When to use WinPE and WinRE

The biggest differences between WinPE and WinRE as they work in the .wim files just built is that WinPE loads network drivers and offers a more complete Vista-like command-line environment, while WinRE offers more and better boot- and disk-management and recovery tools. I chunked through the whole Windows command lexicon to create the information in Table 1. Note that everything WinPE can do, WinRE can also do—sort of. Unless you set it up to load network drivers and supply it with TCP/IP configuration data, WinRE can’t do what WinPE does automatically with commands such as arp, ipconfig, net, netsh, nbtstat, netstat, ping, pathping, print, route, and tracert.

To me, this means you’ll want to use WinPE with the original boot.wim image when you need network or printer access as part of your runtime repair-and-recovery environment. On the other hand, use WinRE from the winre.wim image when you want to use its recovery options or gain access to its more powerful and capable disk-and-boot recovery utilities at the command line. After Table 1, I’ll discuss a handful of specific scenarios that will help you understand and appreciate these differences.

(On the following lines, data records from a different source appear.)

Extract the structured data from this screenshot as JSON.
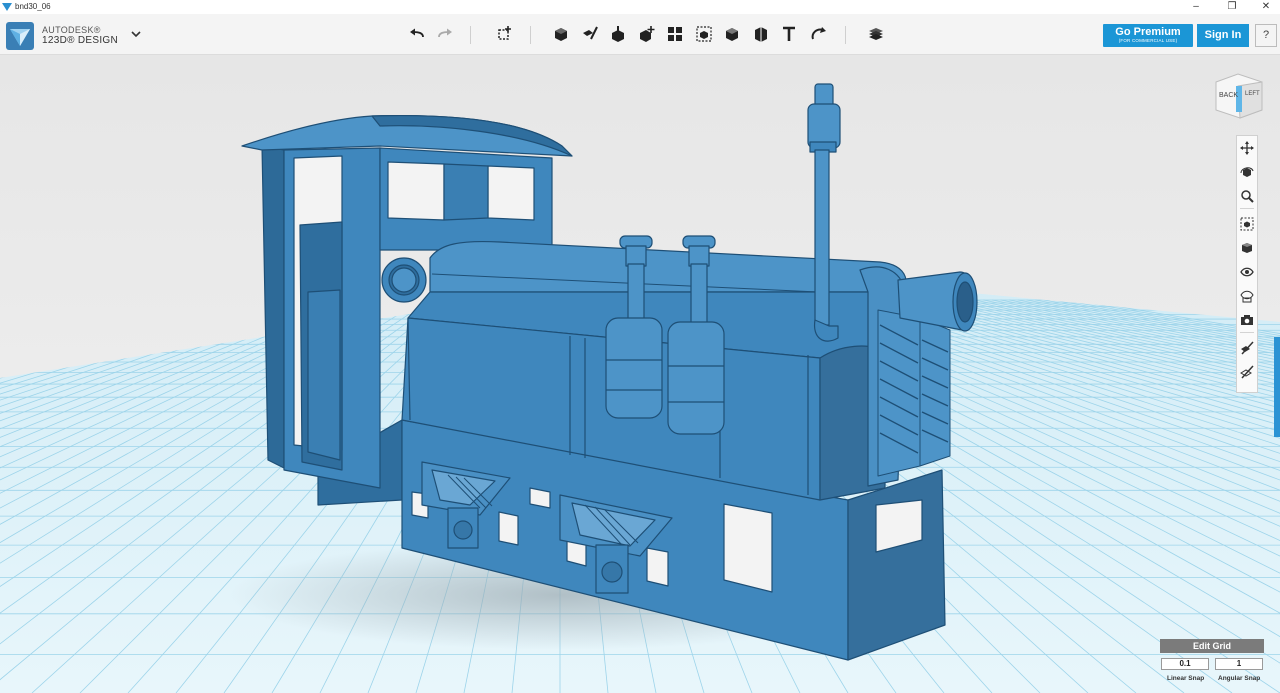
{
  "window": {
    "title": "bnd30_06",
    "minimize": "–",
    "restore": "❐",
    "close": "✕"
  },
  "brand": {
    "company": "AUTODESK®",
    "product": "123D® DESIGN"
  },
  "toolbar": {
    "tools": [
      {
        "id": "undo",
        "icon": "undo-icon"
      },
      {
        "id": "redo",
        "icon": "redo-icon"
      },
      {
        "id": "transform",
        "icon": "transform-icon"
      },
      {
        "id": "primitives",
        "icon": "primitives-icon"
      },
      {
        "id": "sketch",
        "icon": "sketch-icon"
      },
      {
        "id": "construct",
        "icon": "construct-icon"
      },
      {
        "id": "modify",
        "icon": "modify-icon"
      },
      {
        "id": "pattern",
        "icon": "pattern-icon"
      },
      {
        "id": "grouping",
        "icon": "grouping-icon"
      },
      {
        "id": "combine",
        "icon": "combine-icon"
      },
      {
        "id": "measure",
        "icon": "measure-icon"
      },
      {
        "id": "text",
        "icon": "text-icon"
      },
      {
        "id": "snap",
        "icon": "snap-icon"
      },
      {
        "id": "material",
        "icon": "material-icon"
      }
    ]
  },
  "premium": {
    "label": "Go Premium",
    "sublabel": "(FOR COMMERCIAL USE)"
  },
  "signin": {
    "label": "Sign In"
  },
  "help": {
    "label": "?"
  },
  "viewcube": {
    "back": "BACK",
    "left": "LEFT"
  },
  "navbar": {
    "items": [
      "pan-icon",
      "orbit-icon",
      "zoom-icon",
      "fit-icon",
      "perspective-icon",
      "visibility-icon",
      "materials-outline-icon",
      "screenshot-icon",
      "hide-sketch-icon",
      "hide-mesh-icon"
    ]
  },
  "grid": {
    "edit_label": "Edit Grid",
    "linear_value": "0.1",
    "angular_value": "1",
    "linear_label": "Linear Snap",
    "angular_label": "Angular Snap"
  },
  "colors": {
    "accent": "#1b96d6",
    "model": "#3f87bd",
    "model_dark": "#22557d",
    "grid_line": "#8fd0ea"
  }
}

  • masterwhitman
    What, no mention of BartPE or UBCD4Win (Ultimate Boot CD for Windows)? These are two projects that are vastly superior to Microsoft's method (both are built on WinPE but have expanded capabilities) and are far easier to use.
    Reply
  • richwag
    Nice guide. Never knew about it. Thanks.
    Reply
  • when I saw this I thought it was going to be a review of Bart's PEBuilder... It's saved my a$$ many times. Far superior to WinPE...

    How about a comparison/companion article? or an article on tools gearheads & techies find indespensible?
    Reply
  • average joe
    Vista's PE is far more advanced than XP's. The BartPE project is based of XP's PE. Barts is amazingly useful and I can't wait till they move to from PE 1.1 to PE 2.0.

    Some "fairly new" systems will not boot from usb so always carry a cd version as a backup.
    Reply
  • "I usually grab Imagex.exe and the Package Manager using the commands shown in the next screen capture."

    Hmmm... I don't see a 'next screen capture' showing the commands used to get imagex and Package Manager.
    Reply
  • LightWeightX
    Good start to the guide until you get to the WinRE. In section 5, step 2, you describe using imagex and the secret is the number 2 argument however you do not give an example of the command. In the WinPE you use a 240 MB partition, then in WinRE you state you need at least 512 MB.
    Reply
  • sdybas
    Show us howto "use imagex to grab the Windows RE image from the Vista-installation media." Thanks.
    Reply
  • jfutima
    Yes please follow up on the last few comments, I am stuck in that spot.
    Thanks.
    Reply
  • Good article, but it makes a few omissions and goofs here and there.
    1. For using imagex to grab the WinRE image, check out this link:
    http://blogs.msdn.com/winre/archive/2006/12/12/creating-winre-using-waik.aspx
    2. "x64" won't work when you're using copype.cmd - it has to be "AMD64". Just replace all instances of x64 with AMD64 in this procedure, and it'll work.
    3. For the image showing how to grab imagex and the package manager, click on the picture above the text to open up the gallery, then click one pic forward.
    Reply
  • jfutima
    thanks suigi!
    Reply